(Provided entries Opens)
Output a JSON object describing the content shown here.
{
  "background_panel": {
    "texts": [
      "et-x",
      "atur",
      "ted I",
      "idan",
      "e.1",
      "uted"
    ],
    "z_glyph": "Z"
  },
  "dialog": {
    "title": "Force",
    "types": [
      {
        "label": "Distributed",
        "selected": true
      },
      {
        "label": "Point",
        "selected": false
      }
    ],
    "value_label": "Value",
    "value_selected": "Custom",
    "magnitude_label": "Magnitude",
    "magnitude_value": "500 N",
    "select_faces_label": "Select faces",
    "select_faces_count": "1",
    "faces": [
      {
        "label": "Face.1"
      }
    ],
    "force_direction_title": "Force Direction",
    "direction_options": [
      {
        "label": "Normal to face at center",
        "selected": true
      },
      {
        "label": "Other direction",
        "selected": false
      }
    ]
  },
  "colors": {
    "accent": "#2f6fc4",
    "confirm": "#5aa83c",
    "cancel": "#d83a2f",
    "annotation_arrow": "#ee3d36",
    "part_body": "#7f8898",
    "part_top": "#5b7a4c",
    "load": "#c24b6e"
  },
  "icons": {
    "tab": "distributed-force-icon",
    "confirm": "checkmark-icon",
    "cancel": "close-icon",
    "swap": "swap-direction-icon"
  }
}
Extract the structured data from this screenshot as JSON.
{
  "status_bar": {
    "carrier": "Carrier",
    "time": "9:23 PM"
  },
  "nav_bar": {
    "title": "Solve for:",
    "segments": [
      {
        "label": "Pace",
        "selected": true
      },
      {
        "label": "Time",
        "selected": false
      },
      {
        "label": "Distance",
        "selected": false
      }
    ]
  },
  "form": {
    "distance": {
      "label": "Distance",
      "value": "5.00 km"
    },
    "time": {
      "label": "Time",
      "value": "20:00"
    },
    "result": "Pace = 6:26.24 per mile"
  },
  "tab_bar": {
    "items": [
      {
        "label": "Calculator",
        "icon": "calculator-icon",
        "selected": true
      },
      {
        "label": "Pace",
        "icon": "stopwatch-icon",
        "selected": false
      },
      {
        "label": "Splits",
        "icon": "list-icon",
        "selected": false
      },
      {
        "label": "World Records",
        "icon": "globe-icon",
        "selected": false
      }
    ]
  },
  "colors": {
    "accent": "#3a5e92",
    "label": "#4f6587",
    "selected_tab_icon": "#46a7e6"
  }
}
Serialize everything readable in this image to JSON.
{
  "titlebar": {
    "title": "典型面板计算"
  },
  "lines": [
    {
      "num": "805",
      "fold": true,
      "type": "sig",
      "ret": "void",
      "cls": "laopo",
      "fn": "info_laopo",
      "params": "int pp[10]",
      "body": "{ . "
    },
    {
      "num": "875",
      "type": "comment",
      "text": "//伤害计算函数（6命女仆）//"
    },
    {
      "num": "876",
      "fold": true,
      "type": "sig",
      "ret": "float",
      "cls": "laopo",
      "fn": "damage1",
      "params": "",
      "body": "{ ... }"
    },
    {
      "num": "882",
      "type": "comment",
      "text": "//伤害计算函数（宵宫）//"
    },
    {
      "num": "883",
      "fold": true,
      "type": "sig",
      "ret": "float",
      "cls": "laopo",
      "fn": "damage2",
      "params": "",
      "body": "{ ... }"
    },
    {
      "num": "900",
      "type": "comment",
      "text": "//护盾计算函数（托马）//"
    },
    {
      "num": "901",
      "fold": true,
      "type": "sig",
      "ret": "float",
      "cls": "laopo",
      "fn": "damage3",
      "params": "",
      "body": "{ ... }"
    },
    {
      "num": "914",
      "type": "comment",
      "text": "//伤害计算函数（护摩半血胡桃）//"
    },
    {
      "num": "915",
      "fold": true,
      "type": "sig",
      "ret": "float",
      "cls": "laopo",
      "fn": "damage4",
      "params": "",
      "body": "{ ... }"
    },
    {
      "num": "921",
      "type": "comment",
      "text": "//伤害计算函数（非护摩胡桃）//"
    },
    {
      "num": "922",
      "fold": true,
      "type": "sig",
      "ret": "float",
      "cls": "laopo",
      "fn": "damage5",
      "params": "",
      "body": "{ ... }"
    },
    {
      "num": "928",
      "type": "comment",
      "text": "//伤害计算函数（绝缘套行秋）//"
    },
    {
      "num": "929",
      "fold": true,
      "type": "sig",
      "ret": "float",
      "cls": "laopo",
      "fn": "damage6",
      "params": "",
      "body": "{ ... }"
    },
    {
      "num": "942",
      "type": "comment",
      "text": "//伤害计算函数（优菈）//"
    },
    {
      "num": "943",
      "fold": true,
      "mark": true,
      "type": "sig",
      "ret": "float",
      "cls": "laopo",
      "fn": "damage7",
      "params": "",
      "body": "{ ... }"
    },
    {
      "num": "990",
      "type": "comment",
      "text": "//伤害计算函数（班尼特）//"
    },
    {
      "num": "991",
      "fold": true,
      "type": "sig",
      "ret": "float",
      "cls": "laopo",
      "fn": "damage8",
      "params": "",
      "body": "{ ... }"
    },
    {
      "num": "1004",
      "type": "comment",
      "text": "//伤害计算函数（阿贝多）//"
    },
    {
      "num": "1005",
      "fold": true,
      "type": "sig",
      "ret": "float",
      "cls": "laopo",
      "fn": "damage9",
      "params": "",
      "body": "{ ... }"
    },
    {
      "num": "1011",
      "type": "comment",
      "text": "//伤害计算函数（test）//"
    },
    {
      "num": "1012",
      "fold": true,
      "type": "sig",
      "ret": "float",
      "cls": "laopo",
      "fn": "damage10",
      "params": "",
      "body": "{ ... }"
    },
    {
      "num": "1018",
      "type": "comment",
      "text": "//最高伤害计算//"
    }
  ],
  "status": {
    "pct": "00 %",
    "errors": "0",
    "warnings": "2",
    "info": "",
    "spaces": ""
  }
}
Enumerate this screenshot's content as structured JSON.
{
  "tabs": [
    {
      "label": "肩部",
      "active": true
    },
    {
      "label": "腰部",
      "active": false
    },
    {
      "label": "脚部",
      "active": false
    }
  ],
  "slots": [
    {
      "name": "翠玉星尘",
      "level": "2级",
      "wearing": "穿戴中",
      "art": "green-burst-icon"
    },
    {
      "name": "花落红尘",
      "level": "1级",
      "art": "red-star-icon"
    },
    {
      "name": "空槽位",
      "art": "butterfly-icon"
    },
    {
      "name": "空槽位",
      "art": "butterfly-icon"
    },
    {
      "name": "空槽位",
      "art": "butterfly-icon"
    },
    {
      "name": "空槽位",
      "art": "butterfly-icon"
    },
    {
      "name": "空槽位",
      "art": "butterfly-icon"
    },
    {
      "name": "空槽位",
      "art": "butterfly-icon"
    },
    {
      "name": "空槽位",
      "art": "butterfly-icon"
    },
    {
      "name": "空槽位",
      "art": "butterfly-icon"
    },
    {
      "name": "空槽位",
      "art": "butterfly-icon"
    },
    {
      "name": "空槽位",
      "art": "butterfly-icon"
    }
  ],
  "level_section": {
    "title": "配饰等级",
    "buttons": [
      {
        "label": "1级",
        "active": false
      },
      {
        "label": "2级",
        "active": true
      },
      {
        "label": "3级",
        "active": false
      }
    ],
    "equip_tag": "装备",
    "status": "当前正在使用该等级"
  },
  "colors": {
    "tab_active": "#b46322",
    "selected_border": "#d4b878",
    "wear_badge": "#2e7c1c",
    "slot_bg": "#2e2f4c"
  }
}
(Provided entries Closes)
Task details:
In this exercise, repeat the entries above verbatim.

Output of the task:
Output a JSON object describing the content shown here.
{
  "background_panel": {
    "texts": [
      "et-x",
      "atur",
      "ted I",
      "idan",
      "e.1",
      "uted"
    ],
    "z_glyph": "Z"
  },
  "dialog": {
    "title": "Force",
    "types": [
      {
        "label": "Distributed",
        "selected": true
      },
      {
        "label": "Point",
        "selected": false
      }
    ],
    "value_label": "Value",
    "value_selected": "Custom",
    "magnitude_label": "Magnitude",
    "magnitude_value": "500 N",
    "select_faces_label": "Select faces",
    "select_faces_count": "1",
    "faces": [
      {
        "label": "Face.1"
      }
    ],
    "force_direction_title": "Force Direction",
    "direction_options": [
      {
        "label": "Normal to face at center",
        "selected": true
      },
      {
        "label": "Other direction",
        "selected": false
      }
    ]
  },
  "colors": {
    "accent": "#2f6fc4",
    "confirm": "#5aa83c",
    "cancel": "#d83a2f",
    "annotation_arrow": "#ee3d36",
    "part_body": "#7f8898",
    "part_top": "#5b7a4c",
    "load": "#c24b6e"
  },
  "icons": {
    "tab": "distributed-force-icon",
    "confirm": "checkmark-icon",
    "cancel": "close-icon",
    "swap": "swap-direction-icon"
  }
}
Extract the structured data from this screenshot as JSON.
{
  "status_bar": {
    "carrier": "Carrier",
    "time": "9:23 PM"
  },
  "nav_bar": {
    "title": "Solve for:",
    "segments": [
      {
        "label": "Pace",
        "selected": true
      },
      {
        "label": "Time",
        "selected": false
      },
      {
        "label": "Distance",
        "selected": false
      }
    ]
  },
  "form": {
    "distance": {
      "label": "Distance",
      "value": "5.00 km"
    },
    "time": {
      "label": "Time",
      "value": "20:00"
    },
    "result": "Pace = 6:26.24 per mile"
  },
  "tab_bar": {
    "items": [
      {
        "label": "Calculator",
        "icon": "calculator-icon",
        "selected": true
      },
      {
        "label": "Pace",
        "icon": "stopwatch-icon",
        "selected": false
      },
      {
        "label": "Splits",
        "icon": "list-icon",
        "selected": false
      },
      {
        "label": "World Records",
        "icon": "globe-icon",
        "selected": false
      }
    ]
  },
  "colors": {
    "accent": "#3a5e92",
    "label": "#4f6587",
    "selected_tab_icon": "#46a7e6"
  }
}
Serialize everything readable in this image to JSON.
{
  "titlebar": {
    "title": "典型面板计算"
  },
  "lines": [
    {
      "num": "805",
      "fold": true,
      "type": "sig",
      "ret": "void",
      "cls": "laopo",
      "fn": "info_laopo",
      "params": "int pp[10]",
      "body": "{ . "
    },
    {
      "num": "875",
      "type": "comment",
      "text": "//伤害计算函数（6命女仆）//"
    },
    {
      "num": "876",
      "fold": true,
      "type": "sig",
      "ret": "float",
      "cls": "laopo",
      "fn": "damage1",
      "params": "",
      "body": "{ ... }"
    },
    {
      "num": "882",
      "type": "comment",
      "text": "//伤害计算函数（宵宫）//"
    },
    {
      "num": "883",
      "fold": true,
      "type": "sig",
      "ret": "float",
      "cls": "laopo",
      "fn": "damage2",
      "params": "",
      "body": "{ ... }"
    },
    {
      "num": "900",
      "type": "comment",
      "text": "//护盾计算函数（托马）//"
    },
    {
      "num": "901",
      "fold": true,
      "type": "sig",
      "ret": "float",
      "cls": "laopo",
      "fn": "damage3",
      "params": "",
      "body": "{ ... }"
    },
    {
      "num": "914",
      "type": "comment",
      "text": "//伤害计算函数（护摩半血胡桃）//"
    },
    {
      "num": "915",
      "fold": true,
      "type": "sig",
      "ret": "float",
      "cls": "laopo",
      "fn": "damage4",
      "params": "",
      "body": "{ ... }"
    },
    {
      "num": "921",
      "type": "comment",
      "text": "//伤害计算函数（非护摩胡桃）//"
    },
    {
      "num": "922",
      "fold": true,
      "type": "sig",
      "ret": "float",
      "cls": "laopo",
      "fn": "damage5",
      "params": "",
      "body": "{ ... }"
    },
    {
      "num": "928",
      "type": "comment",
      "text": "//伤害计算函数（绝缘套行秋）//"
    },
    {
      "num": "929",
      "fold": true,
      "type": "sig",
      "ret": "float",
      "cls": "laopo",
      "fn": "damage6",
      "params": "",
      "body": "{ ... }"
    },
    {
      "num": "942",
      "type": "comment",
      "text": "//伤害计算函数（优菈）//"
    },
    {
      "num": "943",
      "fold": true,
      "mark": true,
      "type": "sig",
      "ret": "float",
      "cls": "laopo",
      "fn": "damage7",
      "params": "",
      "body": "{ ... }"
    },
    {
      "num": "990",
      "type": "comment",
      "text": "//伤害计算函数（班尼特）//"
    },
    {
      "num": "991",
      "fold": true,
      "type": "sig",
      "ret": "float",
      "cls": "laopo",
      "fn": "damage8",
      "params": "",
      "body": "{ ... }"
    },
    {
      "num": "1004",
      "type": "comment",
      "text": "//伤害计算函数（阿贝多）//"
    },
    {
      "num": "1005",
      "fold": true,
      "type": "sig",
      "ret": "float",
      "cls": "laopo",
      "fn": "damage9",
      "params": "",
      "body": "{ ... }"
    },
    {
      "num": "1011",
      "type": "comment",
      "text": "//伤害计算函数（test）//"
    },
    {
      "num": "1012",
      "fold": true,
      "type": "sig",
      "ret": "float",
      "cls": "laopo",
      "fn": "damage10",
      "params": "",
      "body": "{ ... }"
    },
    {
      "num": "1018",
      "type": "comment",
      "text": "//最高伤害计算//"
    }
  ],
  "status": {
    "pct": "00 %",
    "errors": "0",
    "warnings": "2",
    "info": "",
    "spaces": ""
  }
}
Enumerate this screenshot's content as structured JSON.
{
  "tabs": [
    {
      "label": "肩部",
      "active": true
    },
    {
      "label": "腰部",
      "active": false
    },
    {
      "label": "脚部",
      "active": false
    }
  ],
  "slots": [
    {
      "name": "翠玉星尘",
      "level": "2级",
      "wearing": "穿戴中",
      "art": "green-burst-icon"
    },
    {
      "name": "花落红尘",
      "level": "1级",
      "art": "red-star-icon"
    },
    {
      "name": "空槽位",
      "art": "butterfly-icon"
    },
    {
      "name": "空槽位",
      "art": "butterfly-icon"
    },
    {
      "name": "空槽位",
      "art": "butterfly-icon"
    },
    {
      "name": "空槽位",
      "art": "butterfly-icon"
    },
    {
      "name": "空槽位",
      "art": "butterfly-icon"
    },
    {
      "name": "空槽位",
      "art": "butterfly-icon"
    },
    {
      "name": "空槽位",
      "art": "butterfly-icon"
    },
    {
      "name": "空槽位",
      "art": "butterfly-icon"
    },
    {
      "name": "空槽位",
      "art": "butterfly-icon"
    },
    {
      "name": "空槽位",
      "art": "butterfly-icon"
    }
  ],
  "level_section": {
    "title": "配饰等级",
    "buttons": [
      {
        "label": "1级",
        "active": false
      },
      {
        "label": "2级",
        "active": true
      },
      {
        "label": "3级",
        "active": false
      }
    ],
    "equip_tag": "装备",
    "status": "当前正在使用该等级"
  },
  "colors": {
    "tab_active": "#b46322",
    "selected_border": "#d4b878",
    "wear_badge": "#2e7c1c",
    "slot_bg": "#2e2f4c"
  }
}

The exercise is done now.